One of the reasons I’m so out and proud and boisterous about being a big ol’ queerbo is that people always assume I’m straight. Even gay people.
Once, while working Long Beach Pride for Curve Magazine, I got asked by a patron “why is a straight girl like you selling a lesbian magazine.” I was holding my girlfriend’s hand at the time. I think we even kissed in front of her. I was also wearing an adorable cherry print vintage-style dress and rockabilly inspired make-up, which, to me at least, screams lesbian.
But that’s the thing, while I know how to spot a femme-dyke from miles away, a lot of people assume that if you don’t “look gay” you aren’t. As a femme, I feel like I have to prove my gayness more than if I was super butch or androgynous.

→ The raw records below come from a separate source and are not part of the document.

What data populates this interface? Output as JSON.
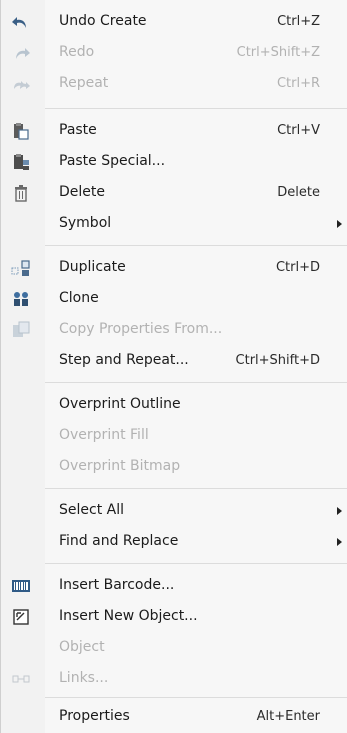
{
  "menu": {
    "items": [
      {
        "label": "Undo Create",
        "shortcut": "Ctrl+Z",
        "enabled": true,
        "icon": "undo-icon"
      },
      {
        "label": "Redo",
        "shortcut": "Ctrl+Shift+Z",
        "enabled": false,
        "icon": "redo-icon"
      },
      {
        "label": "Repeat",
        "shortcut": "Ctrl+R",
        "enabled": false,
        "icon": "repeat-icon"
      },
      {
        "label": "Paste",
        "shortcut": "Ctrl+V",
        "enabled": true,
        "icon": "paste-icon"
      },
      {
        "label": "Paste Special...",
        "shortcut": "",
        "enabled": true,
        "icon": "paste-special-icon"
      },
      {
        "label": "Delete",
        "shortcut": "Delete",
        "enabled": true,
        "icon": "trash-icon"
      },
      {
        "label": "Symbol",
        "shortcut": "",
        "enabled": true,
        "icon": "",
        "submenu": true
      },
      {
        "label": "Duplicate",
        "shortcut": "Ctrl+D",
        "enabled": true,
        "icon": "duplicate-icon"
      },
      {
        "label": "Clone",
        "shortcut": "",
        "enabled": true,
        "icon": "clone-icon"
      },
      {
        "label": "Copy Properties From...",
        "shortcut": "",
        "enabled": false,
        "icon": "copy-properties-icon"
      },
      {
        "label": "Step and Repeat...",
        "shortcut": "Ctrl+Shift+D",
        "enabled": true,
        "icon": ""
      },
      {
        "label": "Overprint Outline",
        "shortcut": "",
        "enabled": true,
        "icon": ""
      },
      {
        "label": "Overprint Fill",
        "shortcut": "",
        "enabled": false,
        "icon": ""
      },
      {
        "label": "Overprint Bitmap",
        "shortcut": "",
        "enabled": false,
        "icon": ""
      },
      {
        "label": "Select All",
        "shortcut": "",
        "enabled": true,
        "icon": "",
        "submenu": true
      },
      {
        "label": "Find and Replace",
        "shortcut": "",
        "enabled": true,
        "icon": "",
        "submenu": true
      },
      {
        "label": "Insert Barcode...",
        "shortcut": "",
        "enabled": true,
        "icon": "barcode-icon"
      },
      {
        "label": "Insert New Object...",
        "shortcut": "",
        "enabled": true,
        "icon": "insert-object-icon"
      },
      {
        "label": "Object",
        "shortcut": "",
        "enabled": false,
        "icon": ""
      },
      {
        "label": "Links...",
        "shortcut": "",
        "enabled": false,
        "icon": "links-icon"
      },
      {
        "label": "Properties",
        "shortcut": "Alt+Enter",
        "enabled": true,
        "icon": ""
      }
    ]
  },
  "colors": {
    "menu_background": "#f7f7f7",
    "enabled_text": "#1b1b1b",
    "disabled_text": "#b2b2b2",
    "separator": "#dcdcdc"
  }
}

Still, the gayer I get, the femmier I get as well. I used to be such an awkward little dyke as a kid. Yes, so much of that was because I was fat and my mom put me in boy clothes because that’s all that fit, but a lot of it stemmed from simply being different.
Not only could I not dress like the other girls because their clothes didn’t fit me, but I didn’t want to be like the other girls because I found them to be obnoxiously obsessed about boys. So I tried dressing like the boys, because we both wanted the same thing (BOOBS!). That was a failure as well.
If I wasn’t like the boys and I wasn’t like the girls, then what was I?
The answer: really fucking gay.
Eventually, I found plus-size femme fashion and became comfortable with who I am and how I present my gender, but it took a long time to get there and not all of that was because of straight society. A large portion of my hesitation to dress femme and my desire to look more like a boy was the rejection I got early on from the lesbians I encountered.
It’s important to note the privilege that comes with passing for straight in the outside world before I go too far into my rant about how much it sucks looking straight in the queer world. I’m far more accepted and approachable by societal standards because I conform to gender stereotypes and people know where to place me in their safe little world of binary coding. I do not take the privilege I have for granted.
That said, it sucks being at gay events and having people question your gayness. It sucks being at a queer dance party and have no one hit on you because they don’t think they have a chance. I once was with a group of femme friends in SF and we were asked to leave a gay bar. They thought we were a bachelorette party.
It really sucks sitting writing your lesbian blog in a coffee shop full of dykes, all of which are hitting on each other, none of which are giving me a single glance.
My best friend once asked me (in not an all together kind way) why I feel the need to tell everyone I’m gay right off the bat. My response: “Because I’m sick of people assuming I’m straight.”
I’ve gotten past caring if straight cis-gendered guys think they have a chance with me (especially if they’re buying drinks) but I care a lot that queer people think they don’t have a chance with me.
What I really want more than anything in the world right now, even more than chocolate frozen custard, and I love chocolate frozen custard, is a giant tattoo on my forehead that says “I’m Queer, I Swear!”
Ok, maybe not on my forehead. I’d settle for my cheek. Or my arm.
At the very least, I’d like one on my wrist.
Maybe I should make fake tattoos so I wouldn’t be so committed to a single part of my body but could instead put “I’m Queer, I Swear!” on any part – or every part – of my body that I desired.
I don’t really care where I put it or what it says, as long as I can find some kind of gay sign big enough for the hot dyke across from me in the coffee shop right now to come over and say hi.
What about other femmes out there? Or LHBs (long-haired butches)? Any of you have this problem? If so, I may have to start selling those temporary tattoos after all.